» **TASK BRIEF**
Restate the listing below word for word.

» **DATASET ENTRIES**
----
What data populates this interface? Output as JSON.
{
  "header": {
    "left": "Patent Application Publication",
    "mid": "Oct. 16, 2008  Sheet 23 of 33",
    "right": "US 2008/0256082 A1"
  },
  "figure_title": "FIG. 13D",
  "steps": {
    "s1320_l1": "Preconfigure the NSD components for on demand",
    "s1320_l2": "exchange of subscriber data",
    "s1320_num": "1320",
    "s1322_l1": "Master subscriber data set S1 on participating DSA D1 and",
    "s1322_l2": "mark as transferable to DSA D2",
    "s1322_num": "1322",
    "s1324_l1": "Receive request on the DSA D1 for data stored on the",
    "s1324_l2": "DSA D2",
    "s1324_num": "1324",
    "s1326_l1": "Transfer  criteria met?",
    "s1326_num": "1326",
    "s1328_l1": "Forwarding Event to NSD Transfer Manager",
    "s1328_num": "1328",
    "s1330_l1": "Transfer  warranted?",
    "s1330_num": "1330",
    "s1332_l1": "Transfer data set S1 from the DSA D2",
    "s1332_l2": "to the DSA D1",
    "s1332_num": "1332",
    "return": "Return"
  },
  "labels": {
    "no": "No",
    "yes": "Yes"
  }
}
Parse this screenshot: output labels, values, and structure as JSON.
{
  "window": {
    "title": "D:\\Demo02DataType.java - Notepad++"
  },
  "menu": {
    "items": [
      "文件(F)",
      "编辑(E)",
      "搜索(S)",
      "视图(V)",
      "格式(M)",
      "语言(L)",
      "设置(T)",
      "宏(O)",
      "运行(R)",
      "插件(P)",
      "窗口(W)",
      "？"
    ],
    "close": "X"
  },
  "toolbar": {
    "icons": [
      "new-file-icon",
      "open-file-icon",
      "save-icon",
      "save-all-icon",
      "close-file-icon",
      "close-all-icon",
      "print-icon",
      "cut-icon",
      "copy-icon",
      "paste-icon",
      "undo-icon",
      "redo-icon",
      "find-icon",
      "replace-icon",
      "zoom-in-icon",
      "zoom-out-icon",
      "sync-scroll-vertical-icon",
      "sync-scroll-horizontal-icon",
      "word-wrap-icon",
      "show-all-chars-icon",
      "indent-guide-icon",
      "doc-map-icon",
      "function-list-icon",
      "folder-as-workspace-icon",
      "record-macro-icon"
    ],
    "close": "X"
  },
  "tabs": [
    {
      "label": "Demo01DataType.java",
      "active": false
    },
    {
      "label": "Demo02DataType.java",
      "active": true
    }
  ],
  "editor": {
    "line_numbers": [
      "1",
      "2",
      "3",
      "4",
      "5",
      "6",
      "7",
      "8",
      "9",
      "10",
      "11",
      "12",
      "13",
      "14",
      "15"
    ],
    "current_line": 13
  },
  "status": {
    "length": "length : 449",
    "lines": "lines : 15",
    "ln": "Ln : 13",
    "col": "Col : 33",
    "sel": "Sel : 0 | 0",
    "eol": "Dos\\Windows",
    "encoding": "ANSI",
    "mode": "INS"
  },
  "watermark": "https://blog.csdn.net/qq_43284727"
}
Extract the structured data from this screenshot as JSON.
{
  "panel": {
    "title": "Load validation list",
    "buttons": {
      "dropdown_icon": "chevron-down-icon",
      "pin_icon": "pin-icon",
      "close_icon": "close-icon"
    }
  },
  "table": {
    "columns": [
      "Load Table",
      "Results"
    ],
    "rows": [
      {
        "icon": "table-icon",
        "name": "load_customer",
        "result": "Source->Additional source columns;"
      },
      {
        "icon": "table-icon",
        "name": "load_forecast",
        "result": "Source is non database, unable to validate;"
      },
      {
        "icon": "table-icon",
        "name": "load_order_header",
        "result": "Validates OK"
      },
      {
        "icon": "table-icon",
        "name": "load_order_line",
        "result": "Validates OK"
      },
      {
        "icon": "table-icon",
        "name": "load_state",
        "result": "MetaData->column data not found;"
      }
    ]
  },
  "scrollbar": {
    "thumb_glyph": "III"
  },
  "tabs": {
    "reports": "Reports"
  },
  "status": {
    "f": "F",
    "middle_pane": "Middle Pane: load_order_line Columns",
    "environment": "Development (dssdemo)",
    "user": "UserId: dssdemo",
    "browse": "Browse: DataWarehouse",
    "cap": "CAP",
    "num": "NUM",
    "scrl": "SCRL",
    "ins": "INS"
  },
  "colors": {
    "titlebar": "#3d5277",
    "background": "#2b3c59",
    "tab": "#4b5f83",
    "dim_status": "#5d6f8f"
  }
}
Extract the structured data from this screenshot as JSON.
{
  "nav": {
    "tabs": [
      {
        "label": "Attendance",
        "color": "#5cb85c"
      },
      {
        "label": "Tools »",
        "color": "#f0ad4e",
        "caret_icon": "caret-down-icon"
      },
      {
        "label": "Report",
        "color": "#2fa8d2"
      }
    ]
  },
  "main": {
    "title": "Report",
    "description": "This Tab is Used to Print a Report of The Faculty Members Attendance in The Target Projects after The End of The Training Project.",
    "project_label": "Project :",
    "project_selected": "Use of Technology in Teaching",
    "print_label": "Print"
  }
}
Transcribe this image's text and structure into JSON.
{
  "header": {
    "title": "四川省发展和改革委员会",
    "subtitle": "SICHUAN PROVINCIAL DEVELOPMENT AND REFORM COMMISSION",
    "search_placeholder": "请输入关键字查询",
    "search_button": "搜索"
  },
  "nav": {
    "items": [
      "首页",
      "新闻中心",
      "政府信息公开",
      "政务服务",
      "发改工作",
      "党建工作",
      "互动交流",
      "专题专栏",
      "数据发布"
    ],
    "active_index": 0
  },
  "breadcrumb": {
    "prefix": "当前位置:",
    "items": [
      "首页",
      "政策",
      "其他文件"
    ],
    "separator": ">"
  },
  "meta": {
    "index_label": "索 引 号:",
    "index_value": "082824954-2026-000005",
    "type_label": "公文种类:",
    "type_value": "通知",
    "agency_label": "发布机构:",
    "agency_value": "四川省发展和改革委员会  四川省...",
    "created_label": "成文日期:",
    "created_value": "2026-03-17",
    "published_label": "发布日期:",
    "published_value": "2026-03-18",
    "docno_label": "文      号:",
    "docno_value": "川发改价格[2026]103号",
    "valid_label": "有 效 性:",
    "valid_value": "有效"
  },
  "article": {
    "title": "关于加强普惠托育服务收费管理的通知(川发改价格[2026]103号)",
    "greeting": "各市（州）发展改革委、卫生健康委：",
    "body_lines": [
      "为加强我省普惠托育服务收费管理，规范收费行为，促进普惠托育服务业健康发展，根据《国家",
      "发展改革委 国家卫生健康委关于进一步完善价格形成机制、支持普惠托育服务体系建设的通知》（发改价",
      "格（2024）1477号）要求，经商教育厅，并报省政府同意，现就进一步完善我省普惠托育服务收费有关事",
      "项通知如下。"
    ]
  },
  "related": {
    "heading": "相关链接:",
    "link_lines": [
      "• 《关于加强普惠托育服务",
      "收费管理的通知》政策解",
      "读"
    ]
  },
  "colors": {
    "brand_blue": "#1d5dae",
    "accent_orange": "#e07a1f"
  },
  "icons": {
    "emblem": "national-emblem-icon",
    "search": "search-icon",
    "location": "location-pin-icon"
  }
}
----
» **OUTPUT FOR THIS TASK**
What data populates this interface? Output as JSON.
{
  "header": {
    "left": "Patent Application Publication",
    "mid": "Oct. 16, 2008  Sheet 23 of 33",
    "right": "US 2008/0256082 A1"
  },
  "figure_title": "FIG. 13D",
  "steps": {
    "s1320_l1": "Preconfigure the NSD components for on demand",
    "s1320_l2": "exchange of subscriber data",
    "s1320_num": "1320",
    "s1322_l1": "Master subscriber data set S1 on participating DSA D1 and",
    "s1322_l2": "mark as transferable to DSA D2",
    "s1322_num": "1322",
    "s1324_l1": "Receive request on the DSA D1 for data stored on the",
    "s1324_l2": "DSA D2",
    "s1324_num": "1324",
    "s1326_l1": "Transfer  criteria met?",
    "s1326_num": "1326",
    "s1328_l1": "Forwarding Event to NSD Transfer Manager",
    "s1328_num": "1328",
    "s1330_l1": "Transfer  warranted?",
    "s1330_num": "1330",
    "s1332_l1": "Transfer data set S1 from the DSA D2",
    "s1332_l2": "to the DSA D1",
    "s1332_num": "1332",
    "return": "Return"
  },
  "labels": {
    "no": "No",
    "yes": "Yes"
  }
}
Parse this screenshot: output labels, values, and structure as JSON.
{
  "window": {
    "title": "D:\\Demo02DataType.java - Notepad++"
  },
  "menu": {
    "items": [
      "文件(F)",
      "编辑(E)",
      "搜索(S)",
      "视图(V)",
      "格式(M)",
      "语言(L)",
      "设置(T)",
      "宏(O)",
      "运行(R)",
      "插件(P)",
      "窗口(W)",
      "？"
    ],
    "close": "X"
  },
  "toolbar": {
    "icons": [
      "new-file-icon",
      "open-file-icon",
      "save-icon",
      "save-all-icon",
      "close-file-icon",
      "close-all-icon",
      "print-icon",
      "cut-icon",
      "copy-icon",
      "paste-icon",
      "undo-icon",
      "redo-icon",
      "find-icon",
      "replace-icon",
      "zoom-in-icon",
      "zoom-out-icon",
      "sync-scroll-vertical-icon",
      "sync-scroll-horizontal-icon",
      "word-wrap-icon",
      "show-all-chars-icon",
      "indent-guide-icon",
      "doc-map-icon",
      "function-list-icon",
      "folder-as-workspace-icon",
      "record-macro-icon"
    ],
    "close": "X"
  },
  "tabs": [
    {
      "label": "Demo01DataType.java",
      "active": false
    },
    {
      "label": "Demo02DataType.java",
      "active": true
    }
  ],
  "editor": {
    "line_numbers": [
      "1",
      "2",
      "3",
      "4",
      "5",
      "6",
      "7",
      "8",
      "9",
      "10",
      "11",
      "12",
      "13",
      "14",
      "15"
    ],
    "current_line": 13
  },
  "status": {
    "length": "length : 449",
    "lines": "lines : 15",
    "ln": "Ln : 13",
    "col": "Col : 33",
    "sel": "Sel : 0 | 0",
    "eol": "Dos\\Windows",
    "encoding": "ANSI",
    "mode": "INS"
  },
  "watermark": "https://blog.csdn.net/qq_43284727"
}
Extract the structured data from this screenshot as JSON.
{
  "panel": {
    "title": "Load validation list",
    "buttons": {
      "dropdown_icon": "chevron-down-icon",
      "pin_icon": "pin-icon",
      "close_icon": "close-icon"
    }
  },
  "table": {
    "columns": [
      "Load Table",
      "Results"
    ],
    "rows": [
      {
        "icon": "table-icon",
        "name": "load_customer",
        "result": "Source->Additional source columns;"
      },
      {
        "icon": "table-icon",
        "name": "load_forecast",
        "result": "Source is non database, unable to validate;"
      },
      {
        "icon": "table-icon",
        "name": "load_order_header",
        "result": "Validates OK"
      },
      {
        "icon": "table-icon",
        "name": "load_order_line",
        "result": "Validates OK"
      },
      {
        "icon": "table-icon",
        "name": "load_state",
        "result": "MetaData->column data not found;"
      }
    ]
  },
  "scrollbar": {
    "thumb_glyph": "III"
  },
  "tabs": {
    "reports": "Reports"
  },
  "status": {
    "f": "F",
    "middle_pane": "Middle Pane: load_order_line Columns",
    "environment": "Development (dssdemo)",
    "user": "UserId: dssdemo",
    "browse": "Browse: DataWarehouse",
    "cap": "CAP",
    "num": "NUM",
    "scrl": "SCRL",
    "ins": "INS"
  },
  "colors": {
    "titlebar": "#3d5277",
    "background": "#2b3c59",
    "tab": "#4b5f83",
    "dim_status": "#5d6f8f"
  }
}
Extract the structured data from this screenshot as JSON.
{
  "nav": {
    "tabs": [
      {
        "label": "Attendance",
        "color": "#5cb85c"
      },
      {
        "label": "Tools »",
        "color": "#f0ad4e",
        "caret_icon": "caret-down-icon"
      },
      {
        "label": "Report",
        "color": "#2fa8d2"
      }
    ]
  },
  "main": {
    "title": "Report",
    "description": "This Tab is Used to Print a Report of The Faculty Members Attendance in The Target Projects after The End of The Training Project.",
    "project_label": "Project :",
    "project_selected": "Use of Technology in Teaching",
    "print_label": "Print"
  }
}
Transcribe this image's text and structure into JSON.
{
  "header": {
    "title": "四川省发展和改革委员会",
    "subtitle": "SICHUAN PROVINCIAL DEVELOPMENT AND REFORM COMMISSION",
    "search_placeholder": "请输入关键字查询",
    "search_button": "搜索"
  },
  "nav": {
    "items": [
      "首页",
      "新闻中心",
      "政府信息公开",
      "政务服务",
      "发改工作",
      "党建工作",
      "互动交流",
      "专题专栏",
      "数据发布"
    ],
    "active_index": 0
  },
  "breadcrumb": {
    "prefix": "当前位置:",
    "items": [
      "首页",
      "政策",
      "其他文件"
    ],
    "separator": ">"
  },
  "meta": {
    "index_label": "索 引 号:",
    "index_value": "082824954-2026-000005",
    "type_label": "公文种类:",
    "type_value": "通知",
    "agency_label": "发布机构:",
    "agency_value": "四川省发展和改革委员会  四川省...",
    "created_label": "成文日期:",
    "created_value": "2026-03-17",
    "published_label": "发布日期:",
    "published_value": "2026-03-18",
    "docno_label": "文      号:",
    "docno_value": "川发改价格[2026]103号",
    "valid_label": "有 效 性:",
    "valid_value": "有效"
  },
  "article": {
    "title": "关于加强普惠托育服务收费管理的通知(川发改价格[2026]103号)",
    "greeting": "各市（州）发展改革委、卫生健康委：",
    "body_lines": [
      "为加强我省普惠托育服务收费管理，规范收费行为，促进普惠托育服务业健康发展，根据《国家",
      "发展改革委 国家卫生健康委关于进一步完善价格形成机制、支持普惠托育服务体系建设的通知》（发改价",
      "格（2024）1477号）要求，经商教育厅，并报省政府同意，现就进一步完善我省普惠托育服务收费有关事",
      "项通知如下。"
    ]
  },
  "related": {
    "heading": "相关链接:",
    "link_lines": [
      "• 《关于加强普惠托育服务",
      "收费管理的通知》政策解",
      "读"
    ]
  },
  "colors": {
    "brand_blue": "#1d5dae",
    "accent_orange": "#e07a1f"
  },
  "icons": {
    "emblem": "national-emblem-icon",
    "search": "search-icon",
    "location": "location-pin-icon"
  }
}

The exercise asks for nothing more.